Some critics of baseball complain that games are way too long. Should we shorten them? At the Major League level, there has been a significant effort to increase the pace of the game. But part of the fun of baseball is that there isn’t a clock. There’s downtime for a parent and child to talk. That’s a great part of the game and we don’t want to lose that.
You’re a city guy now. What was it like growing up on a farm? I wasn’t the typical farm kid who was up doing chores at 4 a.m. before school, but I did plenty of chores and often went from the hay field straight to the baseball field. As a kid, I wanted to be anywhere but growing up on a farm, but in hindsight, I can’t think of a better upbringing.
Any parallels between working on a farm and running a baseball team? Sure, there’s hard work, discipline, patience and reliance on others. You realize that you only have so much control over events. You might do everything right and still not get the outcome you want.
You grew up in Red Sox country. Who did you pretend to be when you were playing Wiffle Ball? It was always the utility players, not the stars. Everybody loved Fred Lynn, Carlton Fisk and Yaz. But (backup infielder) Ramon Aviles was my first autograph, so I always liked him. I admired the obscure players because they had to work so hard to stay at that level, let alone get there.
Do you come back to Amherst often? I drove through town about three years ago. It’s actually tough for me to go back. The barns are gone. The house I grew up in has been torn down. I don’t recognize the place at all.

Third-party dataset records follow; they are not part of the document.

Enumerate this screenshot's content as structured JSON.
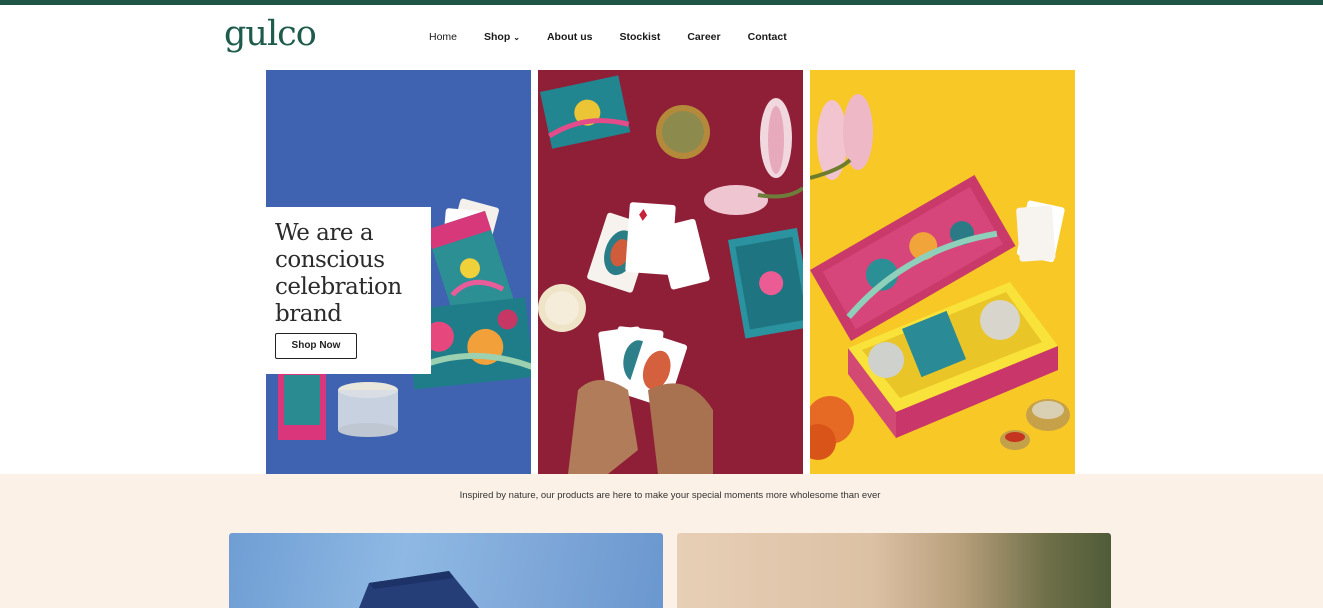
{
  "brand": {
    "logo_text": "gulco",
    "accent": "#1e5546"
  },
  "nav": {
    "items": [
      {
        "label": "Home"
      },
      {
        "label": "Shop",
        "has_dropdown": true
      },
      {
        "label": "About us"
      },
      {
        "label": "Stockist"
      },
      {
        "label": "Career"
      },
      {
        "label": "Contact"
      }
    ]
  },
  "hero": {
    "title": "We are a conscious celebration brand",
    "button_label": "Shop Now",
    "panel_colors": [
      "#3f63b1",
      "#8e1f36",
      "#f7c826"
    ]
  },
  "tagline": "Inspired by nature, our products are here to make your special moments more wholesome than ever",
  "section_band_color": "#fbf1e6"
}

Why do you think New Hampshire is a breeding ground for MLB general managers? We’re certainly doing well as a state, aren’t we? Maybe it’s the weather. We can’t play for half the year, so we’re forced to think about the game more.